__Directions__:
Below are the records. How many of their lines contain "html"? Give only the number.
--------------------
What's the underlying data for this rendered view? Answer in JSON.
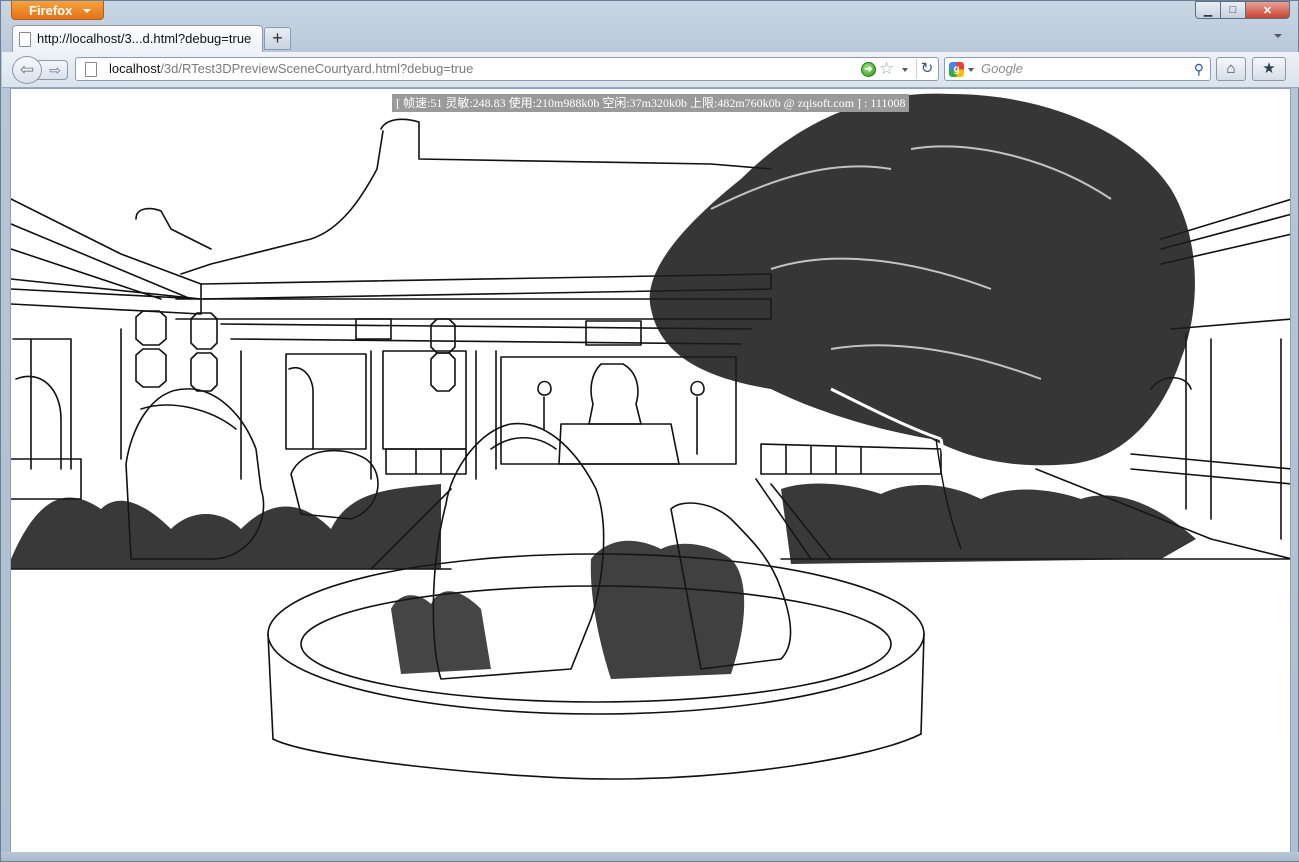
{
  "window": {
    "app_button_label": "Firefox",
    "minimize_glyph": "▁",
    "maximize_glyph": "□",
    "close_glyph": "✕"
  },
  "tabs": [
    {
      "label": "http://localhost/3...d.html?debug=true",
      "active": true
    }
  ],
  "new_tab_glyph": "+",
  "navigation": {
    "back_glyph": "⇦",
    "forward_glyph": "⇨",
    "url_host": "localhost",
    "url_path": "/3d/RTest3DPreviewSceneCourtyard.html?debug=true",
    "go_glyph": "➜",
    "bookmark_glyph": "☆",
    "reload_glyph": "↻",
    "search_placeholder": "Google",
    "search_engine_glyph": "g",
    "search_go_glyph": "⚲",
    "home_glyph": "⌂",
    "bookmarks_glyph": "★"
  },
  "debug_overlay": "[ 帧速:51 灵敏:248.83 使用:210m988k0b 空闲:37m320k0b 上限:482m760k0b @ zqisoft.com ] : 111008",
  "icons": {
    "tab_page": "page-icon",
    "url_page": "page-icon",
    "go": "go-arrow-icon",
    "star": "star-icon",
    "reload": "reload-icon",
    "search": "magnifier-icon",
    "home": "home-icon",
    "bookmarks": "bookmarks-icon"
  },
  "colors": {
    "firefox_orange": "#e2731b",
    "debug_overlay_bg": "#9a9a9a",
    "go_green": "#2d9a1f"
  }
}
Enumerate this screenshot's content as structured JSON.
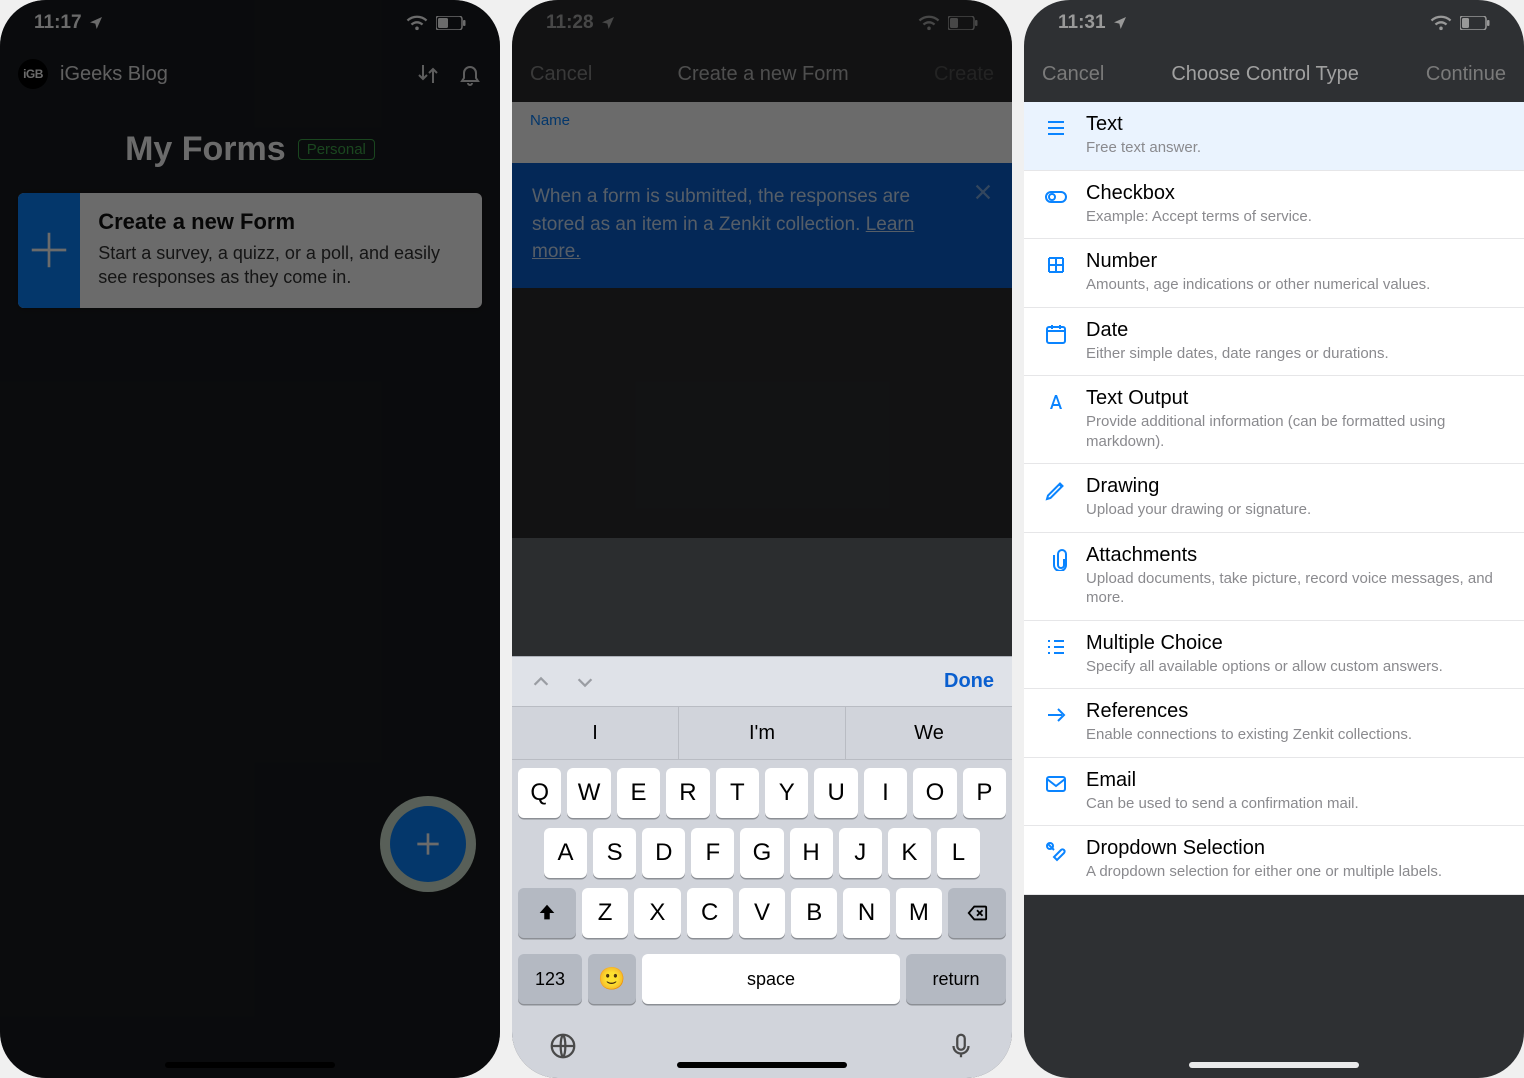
{
  "status": {
    "times": [
      "11:17",
      "11:28",
      "11:31"
    ]
  },
  "screen1": {
    "brand": "iGeeks Blog",
    "title": "My Forms",
    "tag": "Personal",
    "card_title": "Create a new Form",
    "card_desc": "Start a survey, a quizz, or a poll, and easily see responses as they come in."
  },
  "screen2": {
    "nav_cancel": "Cancel",
    "nav_title": "Create a new Form",
    "nav_create": "Create",
    "name_label": "Name",
    "info_text": "When a form is submitted, the responses are stored as an item in a Zenkit collection. ",
    "info_link": "Learn more.",
    "kb_done": "Done",
    "kb_suggestions": [
      "I",
      "I'm",
      "We"
    ],
    "kb_row1": [
      "Q",
      "W",
      "E",
      "R",
      "T",
      "Y",
      "U",
      "I",
      "O",
      "P"
    ],
    "kb_row2": [
      "A",
      "S",
      "D",
      "F",
      "G",
      "H",
      "J",
      "K",
      "L"
    ],
    "kb_row3": [
      "Z",
      "X",
      "C",
      "V",
      "B",
      "N",
      "M"
    ],
    "kb_123": "123",
    "kb_space": "space",
    "kb_return": "return"
  },
  "screen3": {
    "nav_cancel": "Cancel",
    "nav_title": "Choose Control Type",
    "nav_continue": "Continue",
    "types": [
      {
        "title": "Text",
        "desc": "Free text answer."
      },
      {
        "title": "Checkbox",
        "desc": "Example: Accept terms of service."
      },
      {
        "title": "Number",
        "desc": "Amounts, age indications or other numerical values."
      },
      {
        "title": "Date",
        "desc": "Either simple dates, date ranges or durations."
      },
      {
        "title": "Text Output",
        "desc": "Provide additional information (can be formatted using markdown)."
      },
      {
        "title": "Drawing",
        "desc": "Upload your drawing or signature."
      },
      {
        "title": "Attachments",
        "desc": "Upload documents, take picture, record voice messages, and more."
      },
      {
        "title": "Multiple Choice",
        "desc": "Specify all available options or allow custom answers."
      },
      {
        "title": "References",
        "desc": "Enable connections to existing Zenkit collections."
      },
      {
        "title": "Email",
        "desc": "Can be used to send a confirmation mail."
      },
      {
        "title": "Dropdown Selection",
        "desc": "A dropdown selection for either one or multiple labels."
      }
    ]
  }
}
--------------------
__Result__:
2